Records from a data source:
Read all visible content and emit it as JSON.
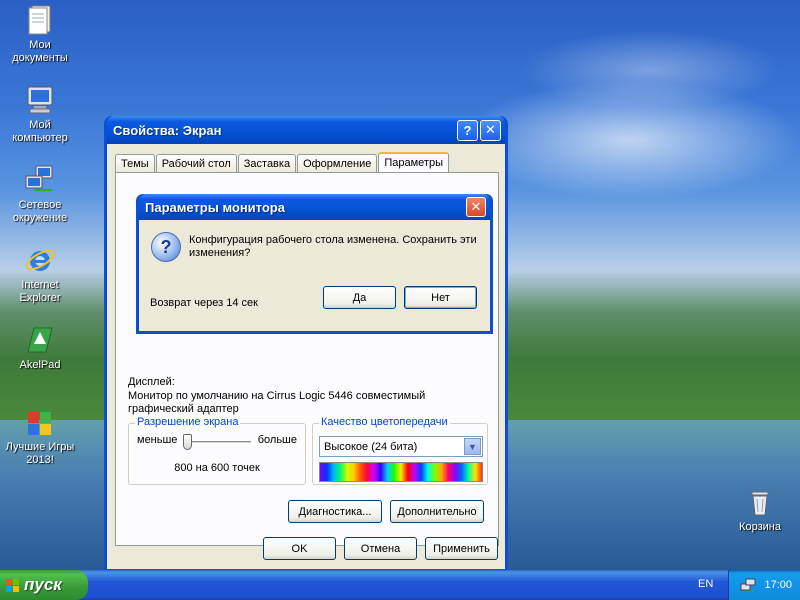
{
  "desktop": {
    "icons": [
      {
        "label": "Мои документы"
      },
      {
        "label": "Мой компьютер"
      },
      {
        "label": "Сетевое окружение"
      },
      {
        "label": "Internet Explorer"
      },
      {
        "label": "AkelPad"
      },
      {
        "label": "Лучшие Игры 2013!"
      },
      {
        "label": "Корзина"
      }
    ]
  },
  "window": {
    "title": "Свойства: Экран",
    "help_glyph": "?",
    "close_glyph": "✕",
    "tabs": [
      "Темы",
      "Рабочий стол",
      "Заставка",
      "Оформление",
      "Параметры"
    ],
    "active_tab": "Параметры",
    "display_label": "Дисплей:",
    "display_value": "Монитор по умолчанию на Cirrus Logic 5446 совместимый графический адаптер",
    "resolution": {
      "group_title": "Разрешение экрана",
      "less": "меньше",
      "more": "больше",
      "value": "800 на 600 точек",
      "slider_level": 0.0
    },
    "color_quality": {
      "group_title": "Качество цветопередачи",
      "selected": "Высокое (24 бита)"
    },
    "buttons": {
      "troubleshoot": "Диагностика...",
      "advanced": "Дополнительно",
      "ok": "OK",
      "cancel": "Отмена",
      "apply": "Применить"
    }
  },
  "dialog": {
    "title": "Параметры монитора",
    "close_glyph": "✕",
    "message": "Конфигурация рабочего стола изменена. Сохранить эти изменения?",
    "countdown": "Возврат через 14 сек",
    "yes": "Да",
    "no": "Нет"
  },
  "taskbar": {
    "start_label": "пуск",
    "language": "EN",
    "clock": "17:00"
  },
  "colors": {
    "xp_blue": "#0a4fd6",
    "dialog_face": "#ece9d8",
    "group_title": "#0046d5",
    "start_green": "#3c9a3c"
  }
}
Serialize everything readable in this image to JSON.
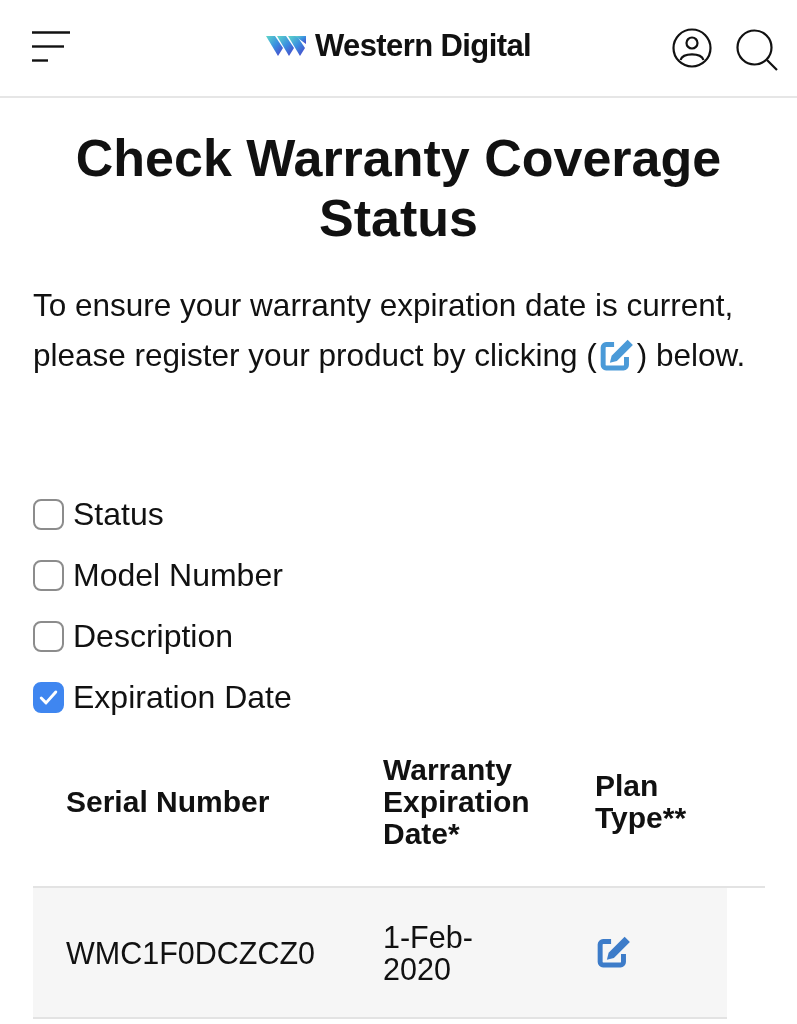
{
  "header": {
    "brand": "Western Digital"
  },
  "page": {
    "title": "Check Warranty Coverage Status",
    "instruction_before": "To ensure your warranty expiration date is current, please register your product by clicking (",
    "instruction_after": ") below."
  },
  "column_filters": [
    {
      "label": "Status",
      "checked": false
    },
    {
      "label": "Model Number",
      "checked": false
    },
    {
      "label": "Description",
      "checked": false
    },
    {
      "label": "Expiration Date",
      "checked": true
    }
  ],
  "table": {
    "columns": [
      "Serial Number",
      "Warranty Expiration Date*",
      "Plan Type**"
    ],
    "rows": [
      {
        "serial": "WMC1F0DCZCZ0",
        "expiration": "1-Feb-2020"
      }
    ]
  }
}
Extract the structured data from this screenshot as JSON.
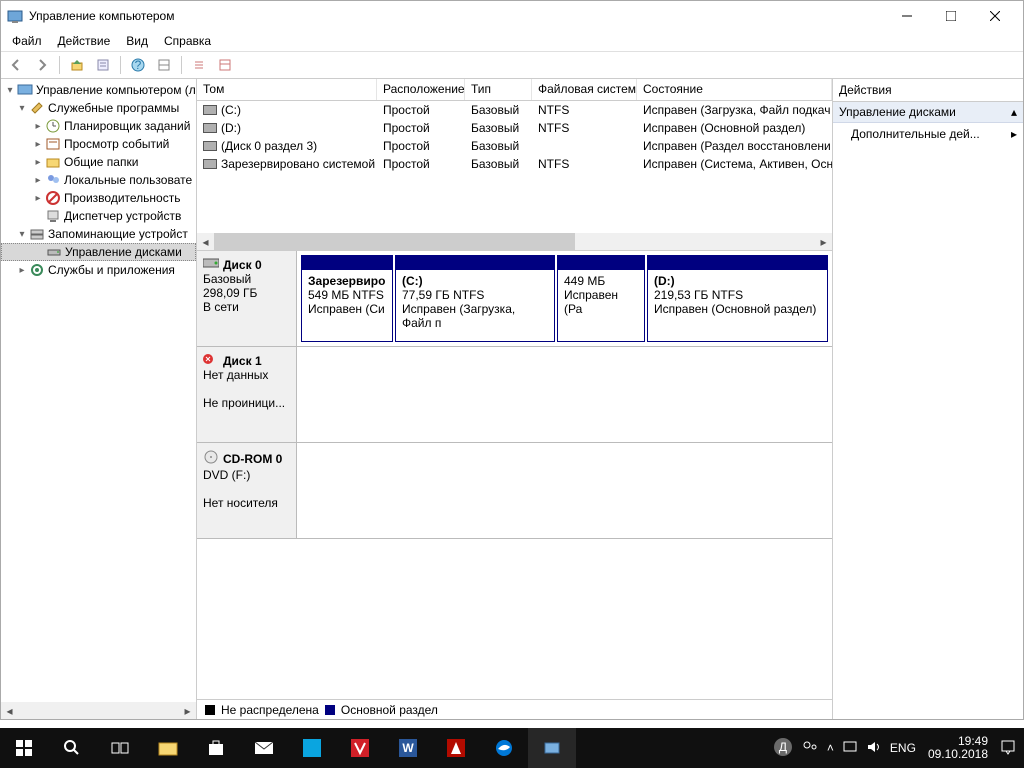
{
  "title": "Управление компьютером",
  "menu": {
    "file": "Файл",
    "action": "Действие",
    "view": "Вид",
    "help": "Справка"
  },
  "tree": {
    "root": "Управление компьютером (л",
    "system_tools": "Служебные программы",
    "task_scheduler": "Планировщик заданий",
    "event_viewer": "Просмотр событий",
    "shared_folders": "Общие папки",
    "local_users": "Локальные пользовате",
    "performance": "Производительность",
    "device_manager": "Диспетчер устройств",
    "storage": "Запоминающие устройст",
    "disk_management": "Управление дисками",
    "services": "Службы и приложения"
  },
  "vol_headers": {
    "volume": "Том",
    "layout": "Расположение",
    "type": "Тип",
    "fs": "Файловая система",
    "status": "Состояние"
  },
  "volumes": [
    {
      "name": "(C:)",
      "layout": "Простой",
      "type": "Базовый",
      "fs": "NTFS",
      "status": "Исправен (Загрузка, Файл подкач"
    },
    {
      "name": "(D:)",
      "layout": "Простой",
      "type": "Базовый",
      "fs": "NTFS",
      "status": "Исправен (Основной раздел)"
    },
    {
      "name": "(Диск 0 раздел 3)",
      "layout": "Простой",
      "type": "Базовый",
      "fs": "",
      "status": "Исправен (Раздел восстановлени"
    },
    {
      "name": "Зарезервировано системой",
      "layout": "Простой",
      "type": "Базовый",
      "fs": "NTFS",
      "status": "Исправен (Система, Активен, Осн"
    }
  ],
  "disks": {
    "d0": {
      "title": "Диск 0",
      "type": "Базовый",
      "size": "298,09 ГБ",
      "status": "В сети",
      "p0": {
        "name": "Зарезервиро",
        "size": "549 МБ NTFS",
        "status": "Исправен (Си"
      },
      "p1": {
        "name": "(C:)",
        "size": "77,59 ГБ NTFS",
        "status": "Исправен (Загрузка, Файл п"
      },
      "p2": {
        "name": "",
        "size": "449 МБ",
        "status": "Исправен (Ра"
      },
      "p3": {
        "name": "(D:)",
        "size": "219,53 ГБ NTFS",
        "status": "Исправен (Основной раздел)"
      }
    },
    "d1": {
      "title": "Диск 1",
      "type": "Нет данных",
      "status": "Не проиници..."
    },
    "cd": {
      "title": "CD-ROM 0",
      "type": "DVD (F:)",
      "status": "Нет носителя"
    }
  },
  "legend": {
    "unalloc": "Не распределена",
    "primary": "Основной раздел"
  },
  "actions": {
    "header": "Действия",
    "group": "Управление дисками",
    "more": "Дополнительные дей..."
  },
  "taskbar": {
    "lang": "ENG",
    "time": "19:49",
    "date": "09.10.2018"
  }
}
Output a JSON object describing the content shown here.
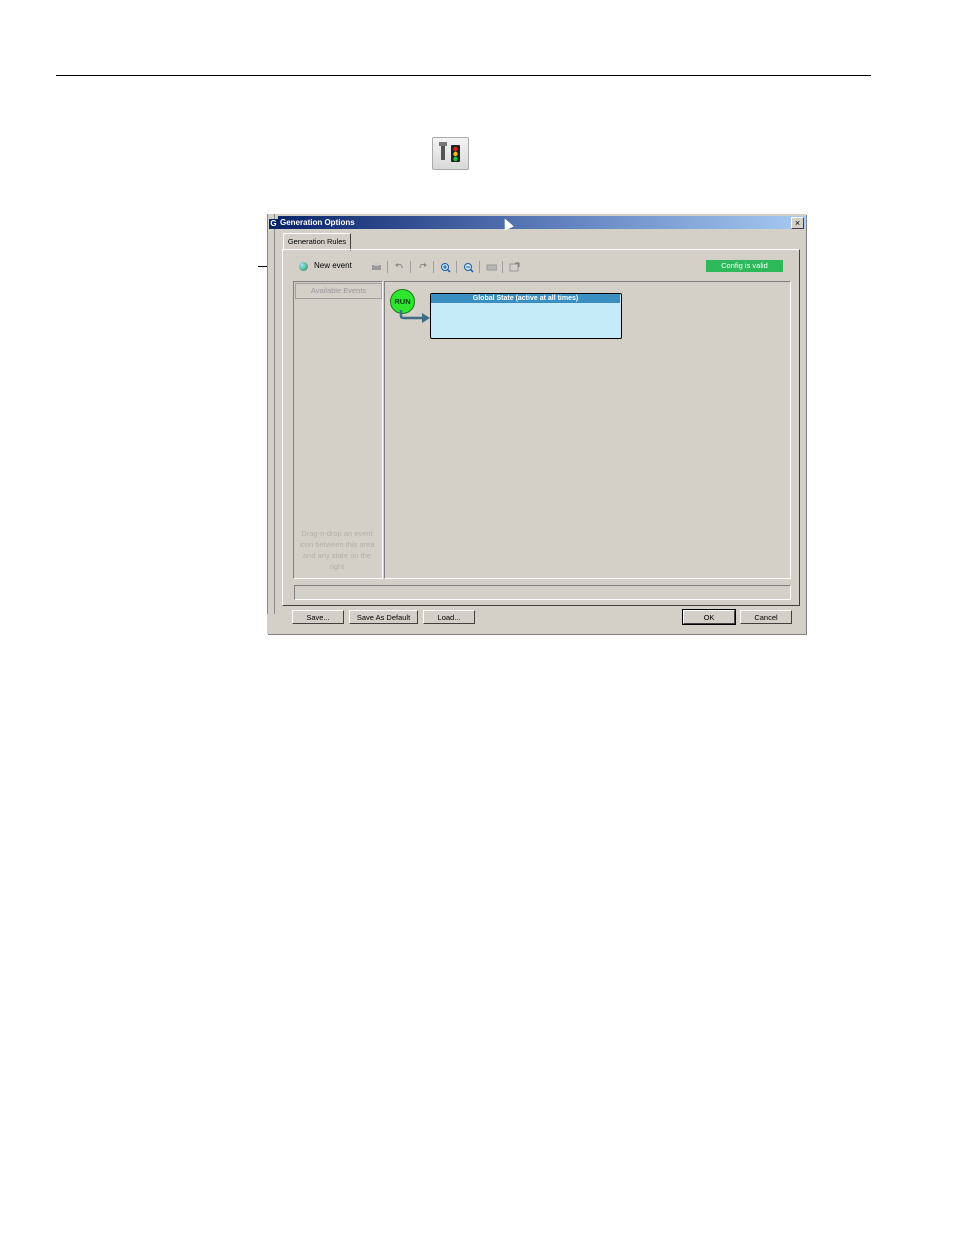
{
  "dialog": {
    "title": "Generation Options",
    "back_icon_letter": "G",
    "close_glyph": "×",
    "tab_label": "Generation Rules",
    "toolbar": {
      "new_event_label": "New event",
      "icons": [
        "print-icon",
        "undo-icon",
        "redo-icon",
        "zoom-in-icon",
        "zoom-out-icon",
        "keyboard-icon",
        "export-icon"
      ],
      "status_badge": "Config is valid",
      "status_color": "#2db85a"
    },
    "left_panel": {
      "header": "Available Events",
      "hint": "Drag-n-drop an event icon between this area and any state on the right"
    },
    "canvas": {
      "run_label": "RUN",
      "state_title": "Global State (active at all times)"
    },
    "buttons": {
      "save": "Save...",
      "save_default": "Save As Default",
      "load": "Load...",
      "ok": "OK",
      "cancel": "Cancel"
    }
  }
}
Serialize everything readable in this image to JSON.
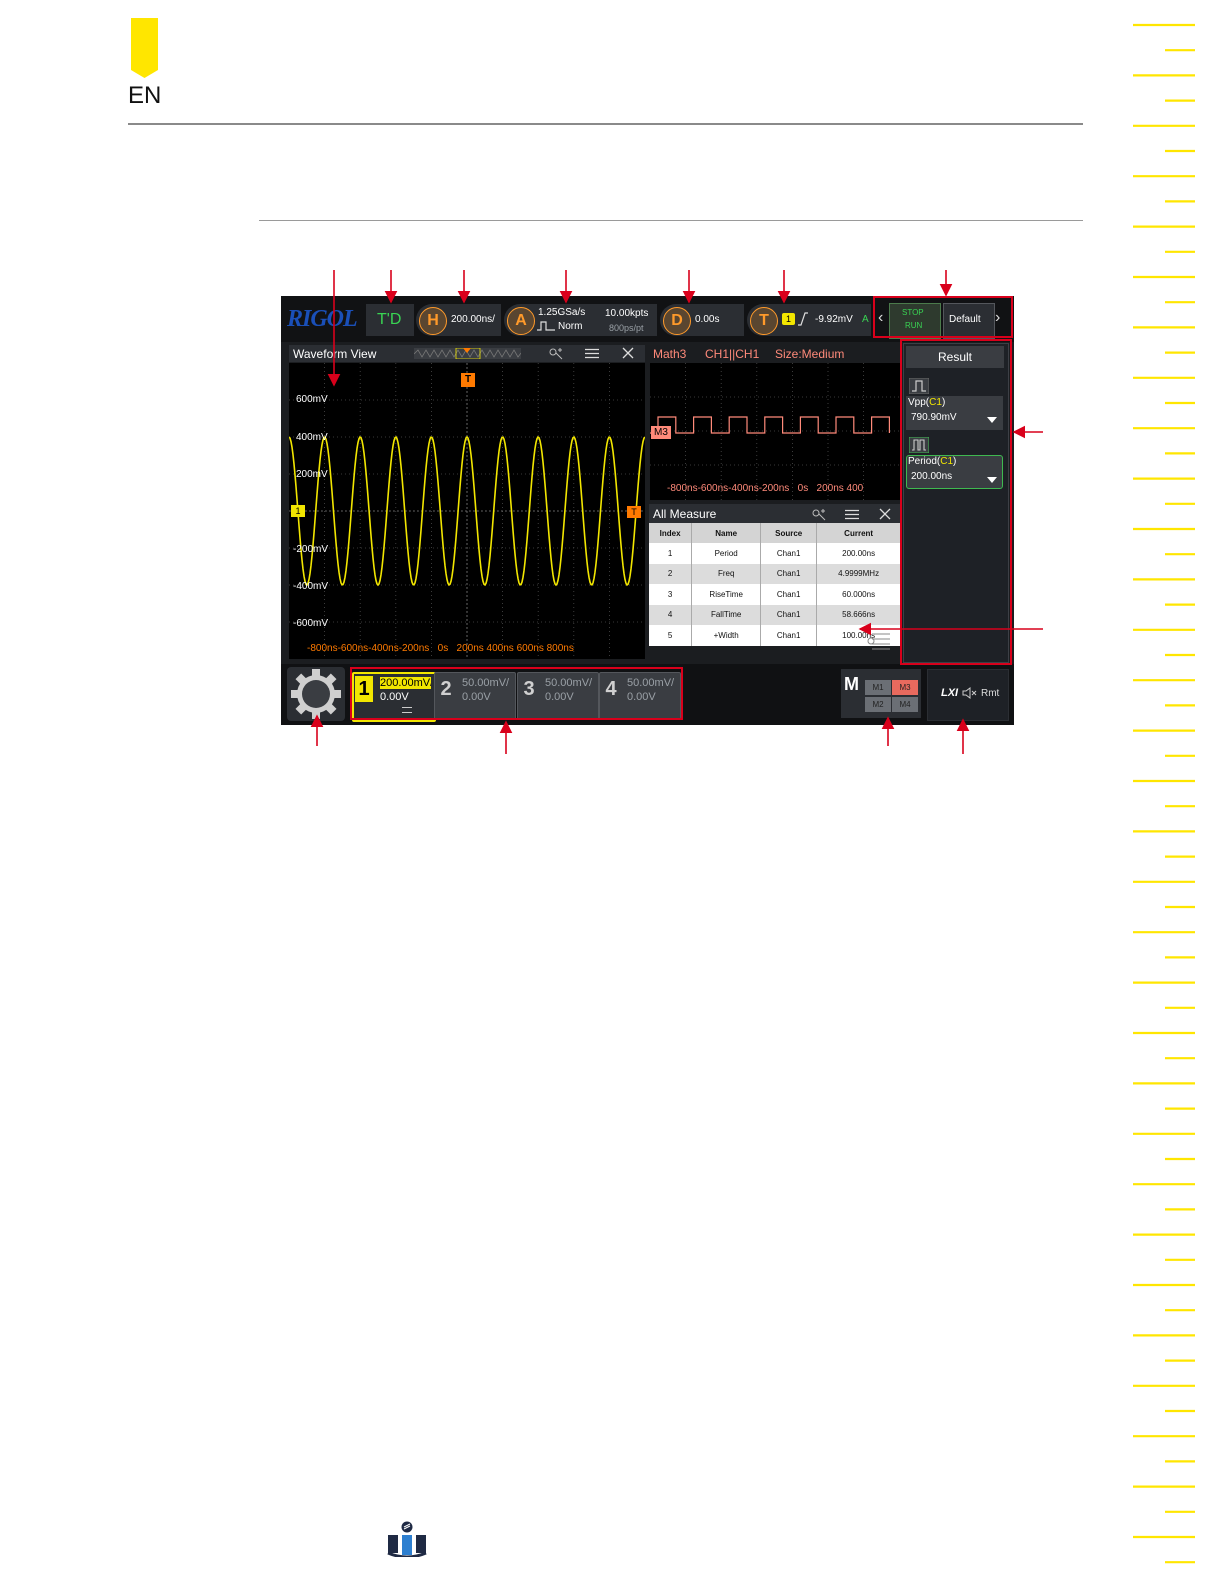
{
  "header": {
    "language": "EN"
  },
  "scope": {
    "logo": "RIGOL",
    "trigger_status": "T'D",
    "horizontal": {
      "label": "H",
      "timebase": "200.00ns/"
    },
    "acquire": {
      "label": "A",
      "sample_rate": "1.25GSa/s",
      "memory_depth": "10.00kpts",
      "mode": "Norm",
      "resolution": "800ps/pt"
    },
    "delay": {
      "label": "D",
      "value": "0.00s"
    },
    "trigger": {
      "label": "T",
      "source": "1",
      "level": "-9.92mV",
      "mode": "A"
    },
    "run_stop": {
      "stop": "STOP",
      "run": "RUN"
    },
    "default_label": "Default",
    "waveform_view": {
      "title": "Waveform View",
      "trigger_marker": "T",
      "channel_marker": "1",
      "y_labels": [
        "600mV",
        "400mV",
        "200mV",
        "-200mV",
        "-400mV",
        "-600mV"
      ],
      "x_labels": "-800ns-600ns-400ns-200ns   0s   200ns 400ns 600ns 800ns"
    },
    "math_view": {
      "title_source": "Math3",
      "title_expr": "CH1||CH1",
      "title_size": "Size:Medium",
      "marker": "M3",
      "x_labels": "-800ns-600ns-400ns-200ns   0s   200ns 400"
    },
    "all_measure": {
      "title": "All Measure",
      "headers": [
        "Index",
        "Name",
        "Source",
        "Current"
      ],
      "rows": [
        [
          "1",
          "Period",
          "Chan1",
          "200.00ns"
        ],
        [
          "2",
          "Freq",
          "Chan1",
          "4.9999MHz"
        ],
        [
          "3",
          "RiseTime",
          "Chan1",
          "60.000ns"
        ],
        [
          "4",
          "FallTime",
          "Chan1",
          "58.666ns"
        ],
        [
          "5",
          "+Width",
          "Chan1",
          "100.00ns"
        ]
      ]
    },
    "result": {
      "title": "Result",
      "items": [
        {
          "name": "Vpp",
          "source": "C1",
          "value": "790.90mV"
        },
        {
          "name": "Period",
          "source": "C1",
          "value": "200.00ns"
        }
      ]
    },
    "channels": [
      {
        "num": "1",
        "scale": "200.00mV/",
        "offset": "0.00V",
        "color": "#f2e600"
      },
      {
        "num": "2",
        "scale": "50.00mV/",
        "offset": "0.00V",
        "color": "#9aa0a6"
      },
      {
        "num": "3",
        "scale": "50.00mV/",
        "offset": "0.00V",
        "color": "#9aa0a6"
      },
      {
        "num": "4",
        "scale": "50.00mV/",
        "offset": "0.00V",
        "color": "#9aa0a6"
      }
    ],
    "math": {
      "label": "M",
      "buttons": [
        "M1",
        "M3",
        "M2",
        "M4"
      ]
    },
    "remote": {
      "lxi": "LXI",
      "rmt": "Rmt"
    }
  },
  "colors": {
    "ch1": "#f2e600",
    "trigger": "#ff7a00",
    "math": "#ff8a7a",
    "callout": "#d9001b",
    "accent": "#ffe600"
  }
}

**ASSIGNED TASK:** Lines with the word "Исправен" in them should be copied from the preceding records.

**TASK SOLUTION:**
      "status": "Исправен (Загрузка, Файл подкач"
      "status": "Исправен (Основной раздел)"
      "status": "Исправен (Раздел восстановлени"
      "status": "Исправен (Система, Активен, Осн"
        "status": "Исправен (Си"
        "status": "Исправен (Загрузка, Файл п"
        "status": "Исправен (Ра"
        "status": "Исправен (Основной раздел)"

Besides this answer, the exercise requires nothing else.